That all seems quite simple, but the climatic system as a whole seems to be defined by (at least) four recurring features: first, changes in one part of the system seem to balance (and be balanced by) changes elsewhere, whether that location is geographically nearby or on the other side of the world. Second, an event – often seemingly insignificant – in one part of the system can cause cascading effects through the system and ultimately major “climatic jumps;” this is a phenomenon commonly known as the “butterfly effect,” and to a degree it holds up. Third, the effects of major climatic changes can appear similar: prolonged cold weather can expand the reach of polar ice, while prolonged warm weather melts polar ice, but both phenomena usually decrease the salinity of oceanic water at high latitudes.
Fourth, the speed and violence of climatic changes is especially remarkable to me. Recent research indicates that the great ice ages – and the warmer interglacials – emerged in the space of only a few decades. This is probably at least partially a function of climatic changes being expressed most prominently at the poles, where shifts in temperature can have runaway effects. A warming trend – as we’re experiencing right now – reduces the surface area covered by ice. Because snow and ice reflect sunlight so effectively, however, the reduction of water covered by ice actually itself contributes to the warming trend. Then again, the oceanic currents themselves, while usually a check against violent climatic oscillation, can in fact influence very rapid, dramatic climatic shifts when, for example, their salinity is altered by melting ice.

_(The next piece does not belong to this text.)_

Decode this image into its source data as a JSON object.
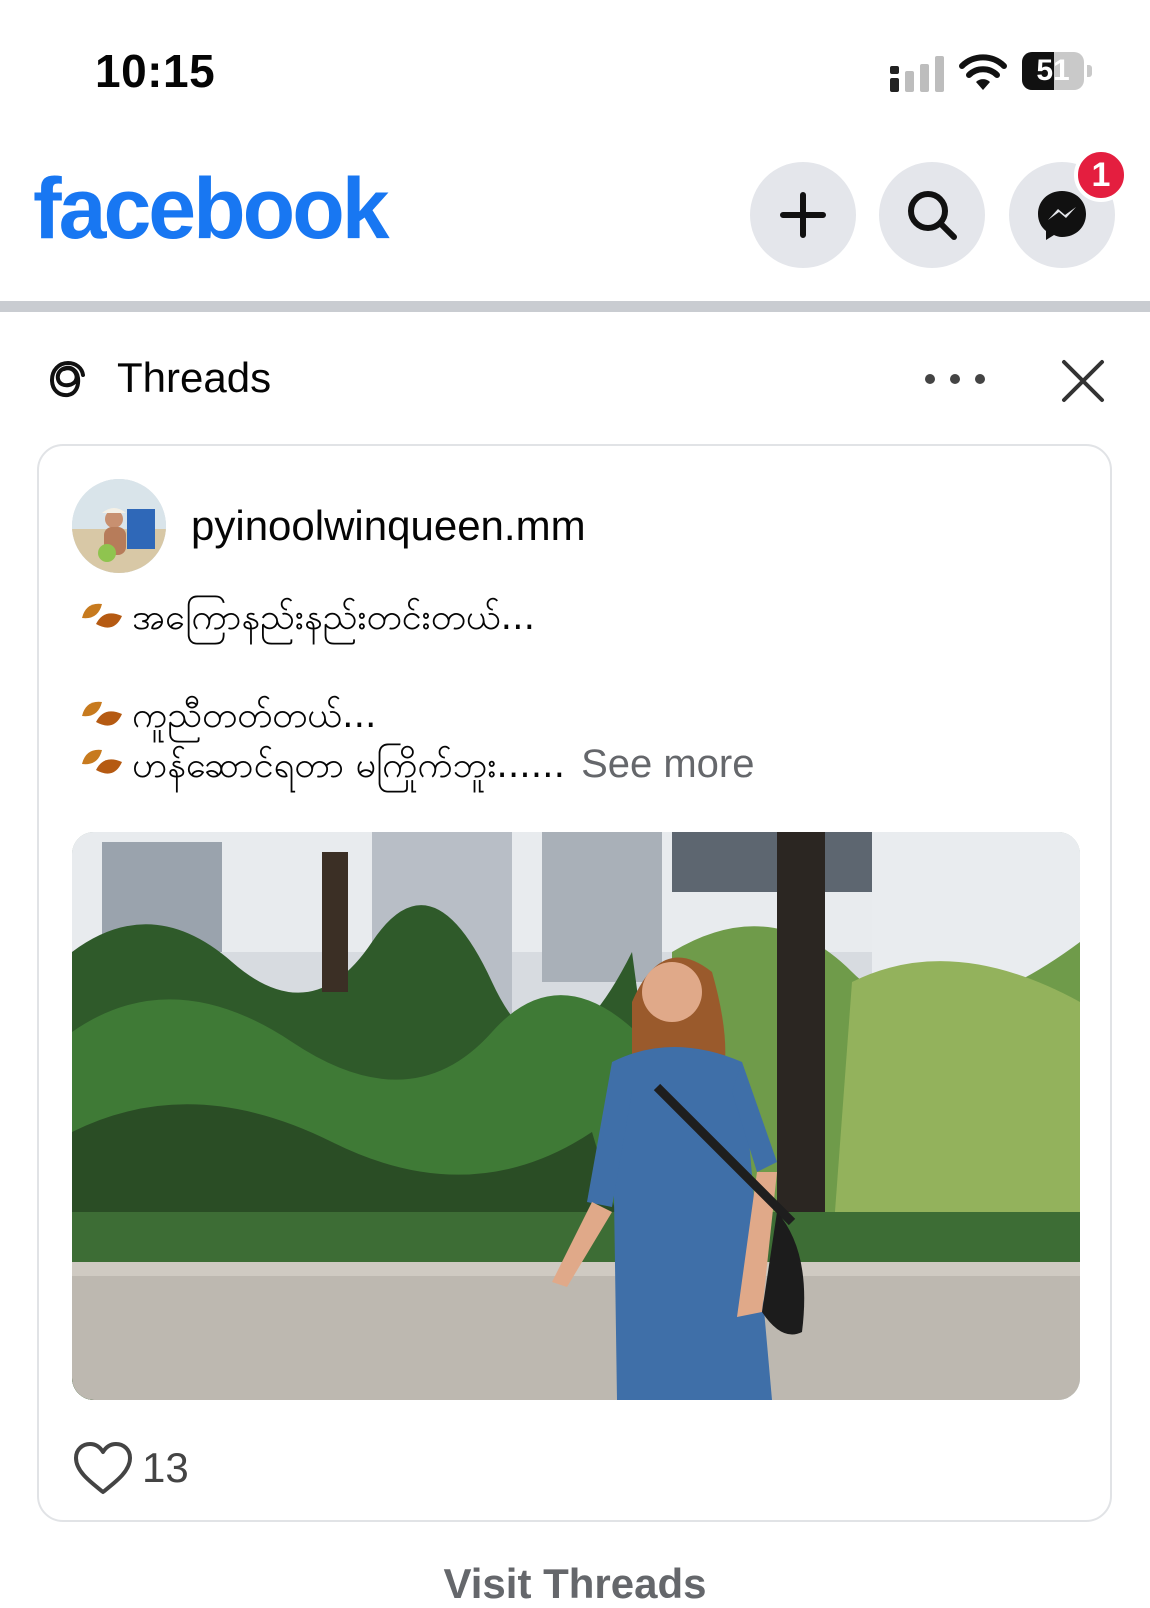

Finally, I’m struck by just how little we know about our climate, and beyond that by the rather tenuous ground on which many of our scientific breakthroughs actually stand. Systems of knowledge from palaeontology to anthropology have advanced rapidly in the twentieth century because they have attached fragmentary evidence to the assumption that things in the past in some manner resembled the present, in method if not in substance. This is where much of our understanding of dinosaur behaviour comes from, for example. Similarly, we “know” about our past climate because the simplicity of the circumpolar vortex in its broad strokes – combined with its intimate relationship to weather events – allows us to reconstruct past weather from often fragmentary evidence. It’s worth noting, however, that we fail to understand how exactly our climate works now; we don’t even know exactly how many volcanoes erupt every year, or exactly how they influence our weather systems. The ways of knowing we collectively term science and so often consider sources of unquestionable truth are, of course, really paradigms resting on changing – if informed – beliefs. This does not make them necessarily less accurate or important . . . just less certain.